Part of your preparation as a turkey hunter is getting calls ready, practicing with those calls, making sure gear is good to go, and ensuring shotguns are patterned. Turkey vests are often filled with a plethora of calls, decoy stakes, and other turkey hunting paraphernalia. However, every turkey hunter should carry a Ziploc bag with some paper towels and rubber bands in it. These items are essential to ensuring a clean bird for a quality mount.
As soon as the trigger is pulled, preparation procedures begin. The first thing a hunter needs to do is minimize the amount a bird flops on the ground after the shot. Significant flopping can result in damaged feathers and blood getting all over the bird. To prevent this damage, carefully grab the bird by both feet, paying close attention not to grab the spurs. Hold the bird away from your body and let him flop until he expires. For those hunters too timid to grab a flopping bird, place a foot on the turkeys head and pin it down until it is dead. Should any primary or secondary wing feathers fall out, pick them up as they can generally be re-set in the bird by the taxidermist.
Once the bird has expired, pull out the plastic Ziploc bag that has the paper towels and rubber bands. Crumple up a piece of the paper towel and shove it down the bird’s mouth. This will absorb much of the blood that runs out of a turkey’s mouth. Take the remaining paper towels and wrap them around the turkeys head. Take one elastic band and place it around the paper towels on the birds head. Lastly, take the plastic Ziploc bag and put it over the turkey’s head and secure it with the other elastic bands.
Carrying the bird out needs to be done carefully. If at all possible, carry it out by the legs and try not to damage any feathers. Do not gut the bird and do not try to clean the bird in any way. If blood should get on the feathers, wipe it off with a cool, damp paper towel. Blood has a negative impact on turkey feathers. Unlike most taxidermy specimens, blood on a turkey is not good. Blood will mess up the feathers, and keep them from returning to their natural, locking state.
Once the bird is home, the best thing to do is get it right to the taxidermist as soon as possible, to ensure the best mount possible. However, if that isn’t practical the bird must be prepared for the freezer and placed in there as soon as possible to cool it, preventing spoilage.
If the plan is to freeze the bird, smooth the feathers out in their natural position as best as possible. Take the bird’s covered head and pull it back against the body and tuck it under his wing. Next, take two pieces of cardboard and lay the tail feathers flat in between the two pieces and tape the cardboard to protect the feathers. The final step is to place the bird in a large plastic bag and secure it. Place it immediately in the freezer to ensure it cools properly.
While many hunters never intend to mount a turkey that they harvest, there is always that possibility of shooting a trophy bird, worthy of being displayed forever.
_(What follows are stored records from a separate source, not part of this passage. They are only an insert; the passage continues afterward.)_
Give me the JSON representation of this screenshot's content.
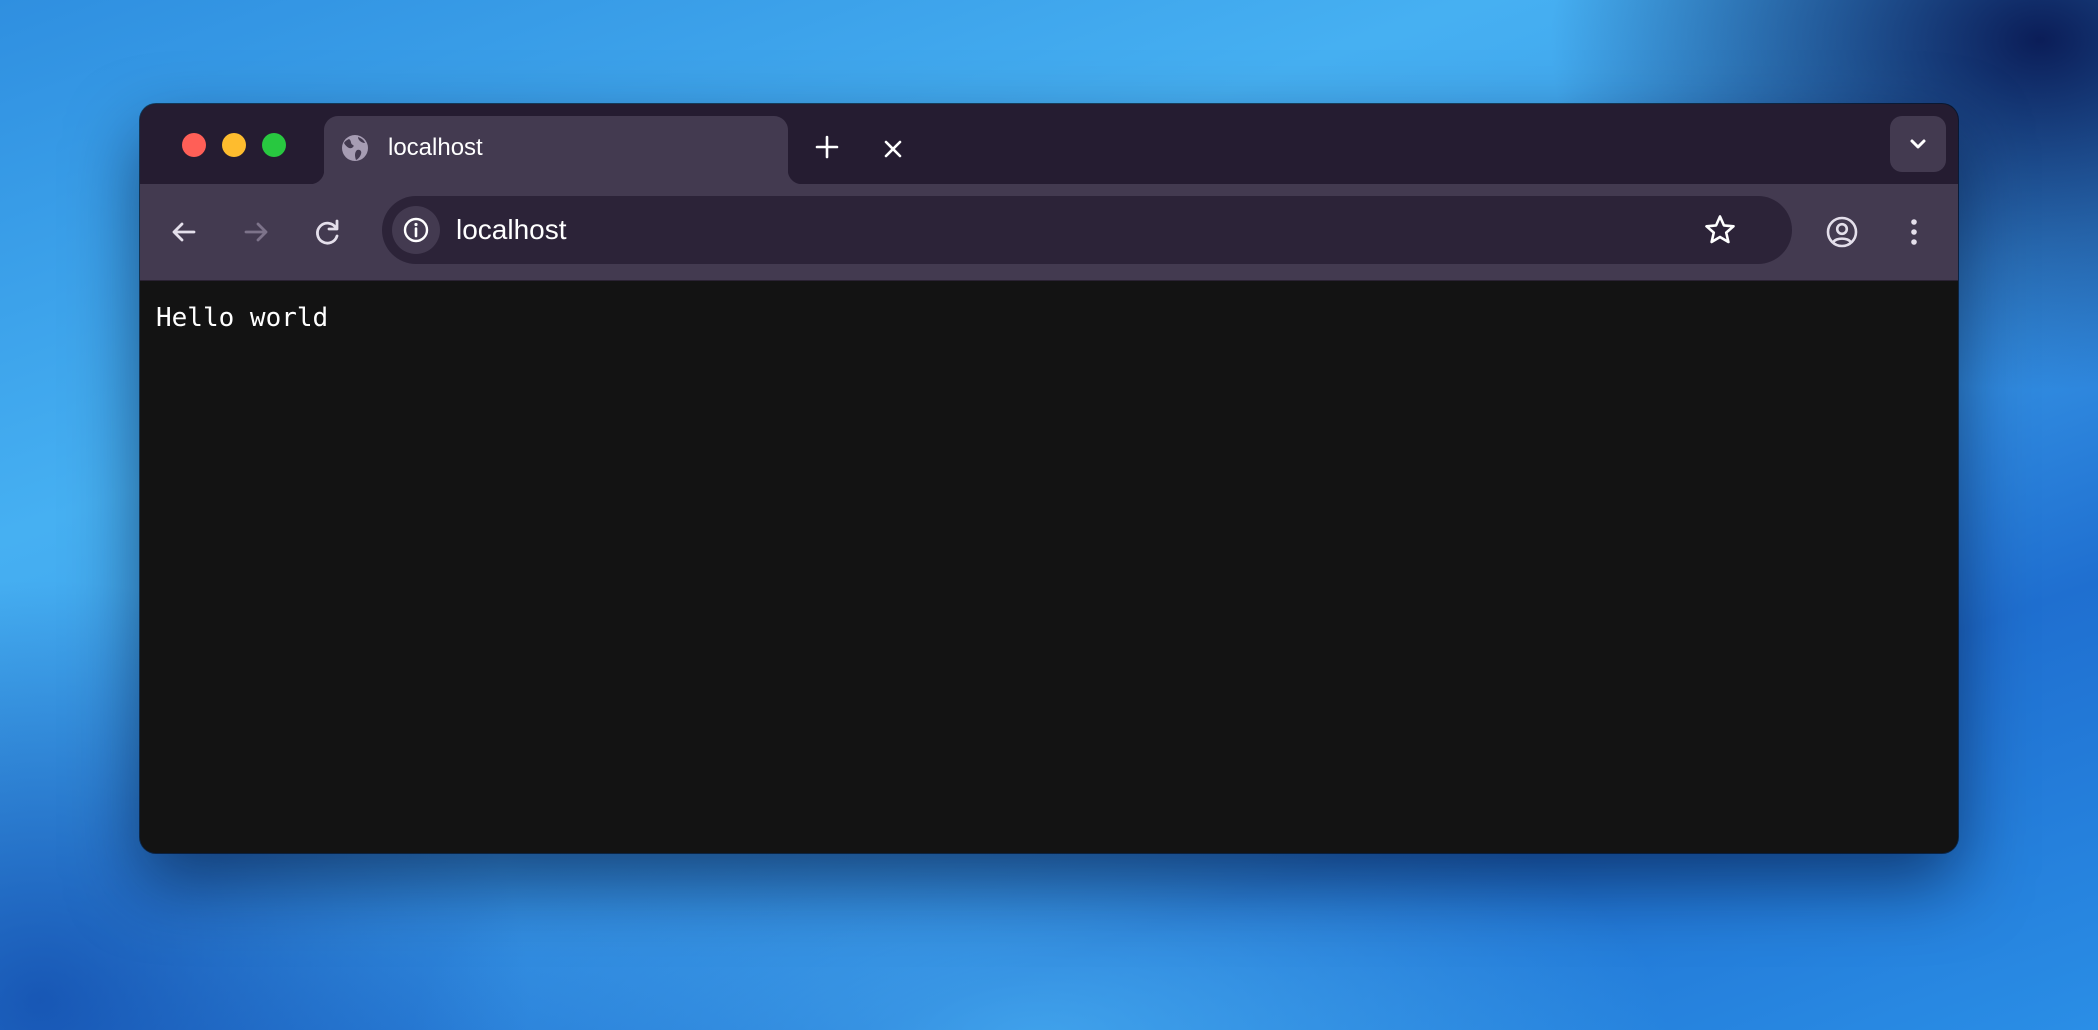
{
  "window": {
    "traffic_lights": {
      "close_color": "#ff5f57",
      "minimize_color": "#febc2e",
      "maximize_color": "#28c840"
    },
    "tabs": [
      {
        "title": "localhost",
        "favicon": "globe-icon",
        "active": true
      }
    ],
    "new_tab_icon": "plus-icon",
    "tab_search_icon": "chevron-down-icon"
  },
  "toolbar": {
    "back_icon": "arrow-left-icon",
    "forward_icon": "arrow-right-icon",
    "forward_enabled": false,
    "reload_icon": "reload-icon",
    "site_info_icon": "info-icon",
    "url": "localhost",
    "bookmark_icon": "star-icon",
    "profile_icon": "account-icon",
    "menu_icon": "more-vertical-icon"
  },
  "page": {
    "body_text": "Hello world",
    "background": "#131313",
    "text_color": "#ffffff"
  },
  "theme": {
    "titlebar_color": "#251c31",
    "toolbar_color": "#433a50",
    "omnibox_color": "#2c2338"
  }
}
For those lucky hunters connecting on a once in a lifetime gobbler, following these steps will ensure a quality turkey mount for many years to come!